- **What you should do**
If a line in the data below contains "title", copy it.

- **Input data**
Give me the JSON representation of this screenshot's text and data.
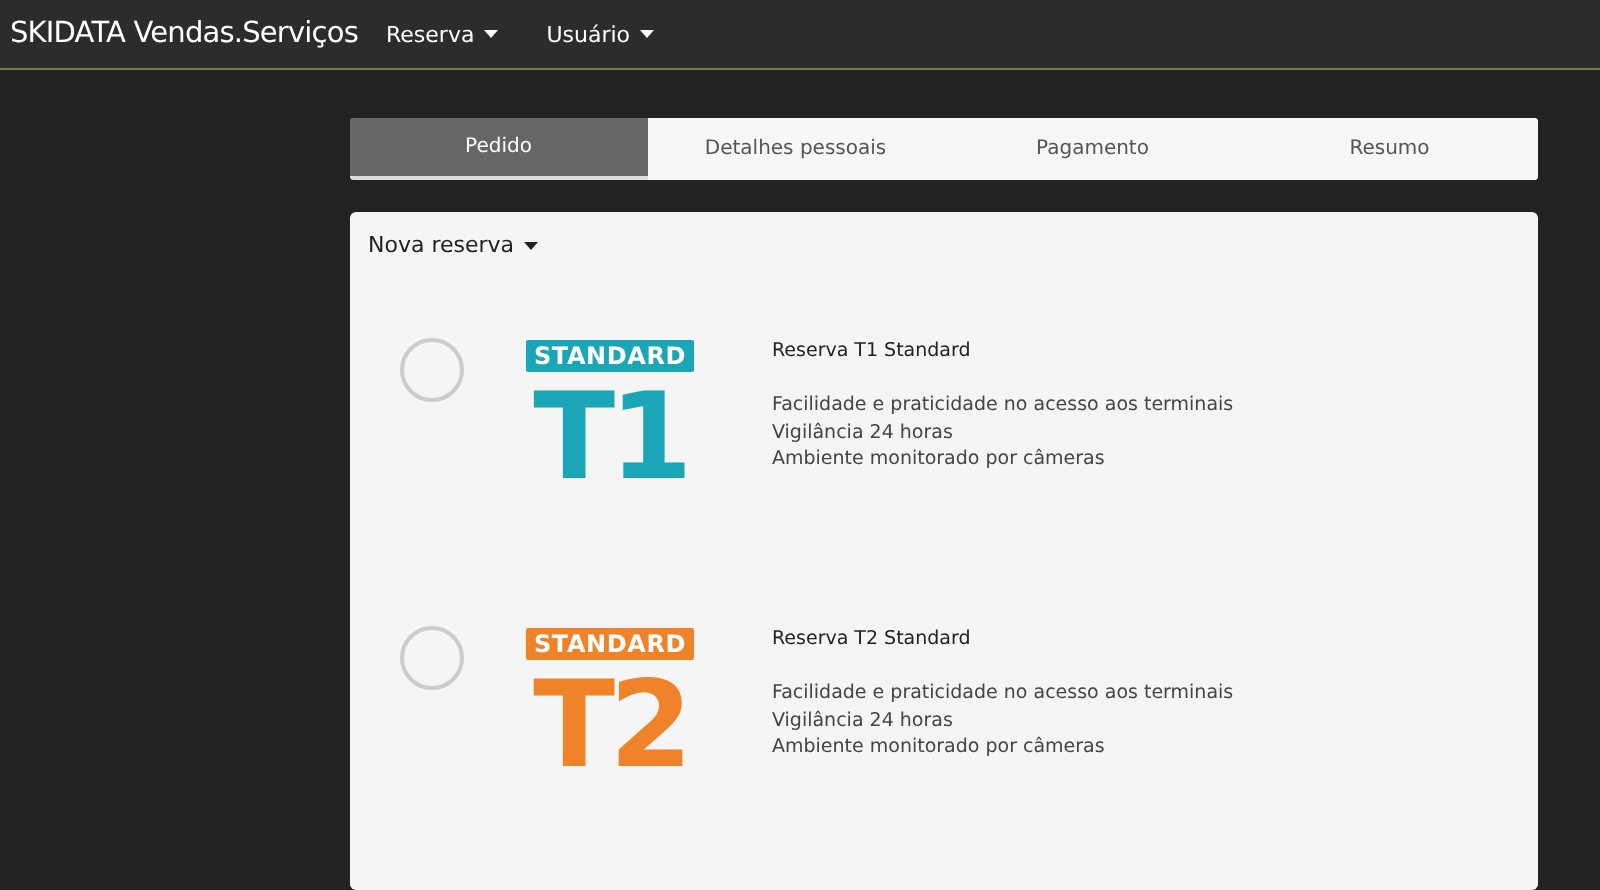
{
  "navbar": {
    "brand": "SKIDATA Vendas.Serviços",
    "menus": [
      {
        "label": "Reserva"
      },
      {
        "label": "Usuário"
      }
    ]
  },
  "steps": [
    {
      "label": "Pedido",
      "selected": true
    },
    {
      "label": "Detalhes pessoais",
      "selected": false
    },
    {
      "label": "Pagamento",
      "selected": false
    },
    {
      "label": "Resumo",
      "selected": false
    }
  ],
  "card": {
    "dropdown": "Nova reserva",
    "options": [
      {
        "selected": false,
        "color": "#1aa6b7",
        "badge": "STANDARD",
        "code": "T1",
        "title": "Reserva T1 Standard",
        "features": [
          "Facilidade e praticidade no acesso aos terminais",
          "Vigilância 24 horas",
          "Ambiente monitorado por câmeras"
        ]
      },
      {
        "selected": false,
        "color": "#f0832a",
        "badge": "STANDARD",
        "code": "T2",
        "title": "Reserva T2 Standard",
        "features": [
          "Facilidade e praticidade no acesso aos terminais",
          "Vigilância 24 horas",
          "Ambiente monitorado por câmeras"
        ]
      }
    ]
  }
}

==

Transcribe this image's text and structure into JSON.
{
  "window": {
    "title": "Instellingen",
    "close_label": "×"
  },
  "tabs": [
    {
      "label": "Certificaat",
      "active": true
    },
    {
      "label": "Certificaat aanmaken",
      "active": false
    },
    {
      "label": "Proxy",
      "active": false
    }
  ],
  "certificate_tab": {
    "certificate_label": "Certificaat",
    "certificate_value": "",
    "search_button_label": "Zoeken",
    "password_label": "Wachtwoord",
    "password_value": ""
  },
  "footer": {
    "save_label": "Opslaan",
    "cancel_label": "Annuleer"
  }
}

- **Solution to this exercise**
        "title": "Reserva T1 Standard",
        "title": "Reserva T2 Standard",
    "title": "Instellingen",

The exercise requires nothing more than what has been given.